I am trying to troubleshoot our process. Could you tell me some reasons why we may not be seeing expression after transfection? We are using primary cells, so I am not sure if it is due to the difficulty in transfecting these cells or another cause.

There are reasons that can influence expression after transfection, but before troubleshooting all the possibilities, a transfection experiment with a positive control reporter mRNA and the new Lipofectamine® MessegnerMAX™ mRNA transfection reagent could be the solution. If this does not yield good results it might be best to try an alternative delivery solution or different […]» Read More

We have seen quite a bit of variation in our transfection efficiency based on the number of passages prior to transfection. Do you have advice on the best passage number?

We have seen this as well throughout our labs. Since we identified this issue, we have implemented a standard best practice of only utilizing cells for transfection between 5- 20 passages because at a low passage there is very low transfection efficiency and at a higher passage the optimal dose of transfection shifts. We have […]» Read More

What is the best transfection reagent to use to transfect mRNA to cells/tissue in a low pH environment? I have tried most of the mRNA transfection reagents on the market & they do not work.

The best reagent to transfect mRNA to cells is Lipofectamine® MessengerMAX™ because it has shown to further protect the mRNA molecules from degradation and has been shown to deliver the highest amount of mRNA into a wide variety of cell types. For tissues or small animal models it would be Invivofectamine® 2.0, which is a […]» Read More

When transfecting with mRNA, does the cell package the foreign RNA into vesicles reducing the efficiency of the mRNA, or are they left in the cytoplasm? If packaged away, what percent is packaged vs. what percent is left to be available for transcription? Is this observed with DNA plasmids?

  We have not observed differences between how a cell packages an mRNA payload versus a DNA payload for the purpose of delivery.  Transfection involves complexation formation between a liposome and mRNA, which create lipoplexes that are taken up by the cell via endocytosis.  The liposome protects the mRNA during this process and also assists […]» Read More

Is transfection with mRNA faster? What are standard incubation times?

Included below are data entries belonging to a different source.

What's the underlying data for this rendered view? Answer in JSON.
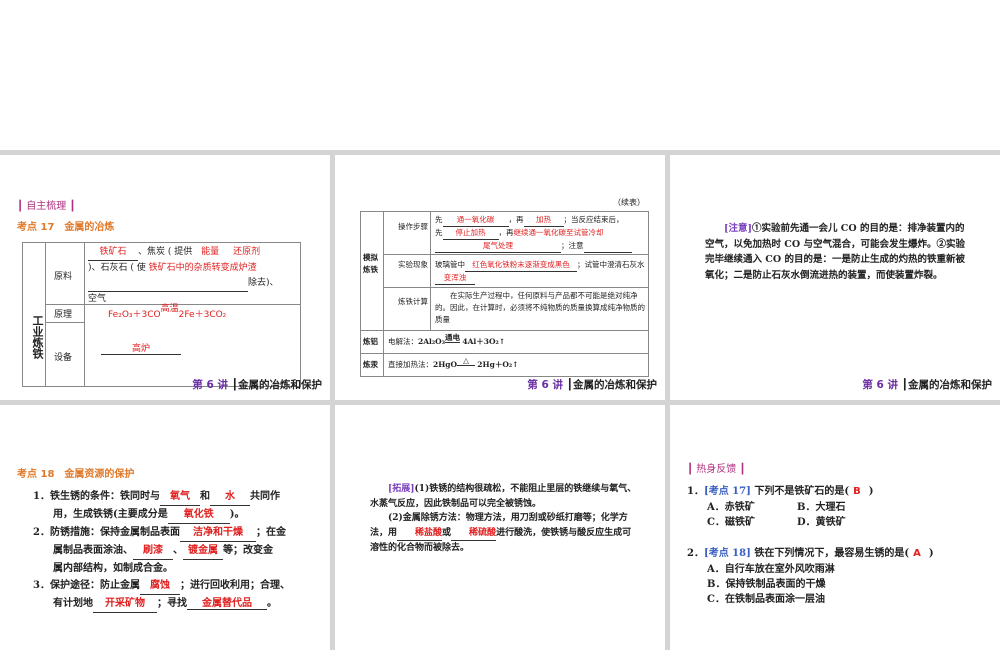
{
  "footer": {
    "num": "第 6 讲",
    "title": "金属的冶炼和保护"
  },
  "s1": {
    "section": "自主梳理",
    "kaodian": "考点 17　金属的冶炼",
    "group": "工业炼铁",
    "row1": "原料",
    "row2": "原理",
    "row3": "设备",
    "t1": "、焦炭 ( 提供",
    "t2": ")、石灰石 ( 使",
    "t3": "除去)、",
    "t4": "空气",
    "a1": "铁矿石",
    "a2": "能量",
    "a3": "还原剂",
    "a4": "铁矿石中的杂质转变成炉渣",
    "eq_l": "Fe₂O₃＋3CO",
    "eq_c": "高温",
    "eq_r": "2Fe＋3CO₂",
    "a5": "高炉"
  },
  "s2": {
    "cont": "（续表）",
    "group": "模拟炼铁",
    "r1": "操作步骤",
    "r2": "实验现象",
    "r3": "炼铁计算",
    "r4": "炼铝",
    "r5": "炼汞",
    "c1a": "先",
    "c1b": "，再",
    "c1c": "；当反应结束后，",
    "c1d": "先",
    "c1e": "，再",
    "c1f": "；注意",
    "a1": "通一氧化碳",
    "a2": "加热",
    "a3": "停止加热",
    "a4": "继续通一氧化碳至试管冷却",
    "a5": "尾气处理",
    "c2a": "玻璃管中",
    "c2b": "；试管中澄清石灰水",
    "a6": "红色氧化铁粉末逐渐变成黑色",
    "a7": "变浑浊",
    "c3": "在实际生产过程中，任何原料与产品都不可能是绝对纯净的。因此，在计算时，必须将不纯物质的质量换算成纯净物质的质量",
    "al_m": "电解法：",
    "al_l": "2Al₂O₃",
    "al_c": "通电",
    "al_r": "4Al＋3O₂↑",
    "hg_m": "直接加热法：",
    "hg_l": "2HgO",
    "hg_c": "△",
    "hg_r": "2Hg＋O₂↑"
  },
  "s3": {
    "tag": "[注意]",
    "text": "①实验前先通一会儿 CO 的目的是：排净装置内的空气，以免加热时 CO 与空气混合，可能会发生爆炸。②实验完毕继续通入 CO 的目的是：一是防止生成的灼热的铁重新被氧化；二是防止石灰水倒流进热的装置，而使装置炸裂。"
  },
  "s4": {
    "kaodian": "考点 18　金属资源的保护",
    "l1a": "1．铁生锈的条件：铁同时与",
    "l1b": "和",
    "l1c": "共同作",
    "l1d": "用，生成铁锈(主要成分是",
    "l1e": ")。",
    "a1": "氧气",
    "a2": "水",
    "a3": "氧化铁",
    "l2a": "2．防锈措施：保持金属制品表面",
    "l2b": "；在金",
    "l2c": "属制品表面涂油、",
    "l2d": "、",
    "l2e": "等；改变金",
    "l2f": "属内部结构，如制成合金。",
    "a4": "洁净和干燥",
    "a5": "刷漆",
    "a6": "镀金属",
    "l3a": "3．保护途径：防止金属",
    "l3b": "；进行回收利用；合理、",
    "l3c": "有计划地",
    "l3d": "；寻找",
    "l3e": "。",
    "a7": "腐蚀",
    "a8": "开采矿物",
    "a9": "金属替代品"
  },
  "s5": {
    "tag": "[拓展]",
    "p1": "(1)铁锈的结构很疏松，不能阻止里层的铁继续与氧气、水蒸气反应，因此铁制品可以完全被锈蚀。",
    "p2a": "(2)金属除锈方法：物理方法，用刀刮或砂纸打磨等；化学方法，用",
    "p2b": "或",
    "p2c": "进行酸洗，使铁锈与酸反应生成可溶性的化合物而被除去。",
    "a1": "稀盐酸",
    "a2": "稀硫酸"
  },
  "s6": {
    "section": "热身反馈",
    "q1": {
      "num": "1．",
      "kp": "[考点 17]",
      "stem": "下列不是铁矿石的是(",
      "ans": "B",
      "close": ")",
      "opts": [
        "A．赤铁矿",
        "B．大理石",
        "C．磁铁矿",
        "D．黄铁矿"
      ]
    },
    "q2": {
      "num": "2．",
      "kp": "[考点 18]",
      "stem": "铁在下列情况下，最容易生锈的是(",
      "ans": "A",
      "close": ")",
      "opts": [
        "A．自行车放在室外风吹雨淋",
        "B．保持铁制品表面的干燥",
        "C．在铁制品表面涂一层油"
      ]
    }
  }
}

Yes, transfection with mRNA results in faster and more immediate translation of protein and therefore, faster expression. We visually see expression of GFP in some cell lines as fast as 90-minutes after transfection. Additionally, transfection of mRNA with Lipofectamine® MessengerMAX™ also provides prolonged duration of expression (GFP expression lasting for 5-days post-transfection), due to its […]» Read More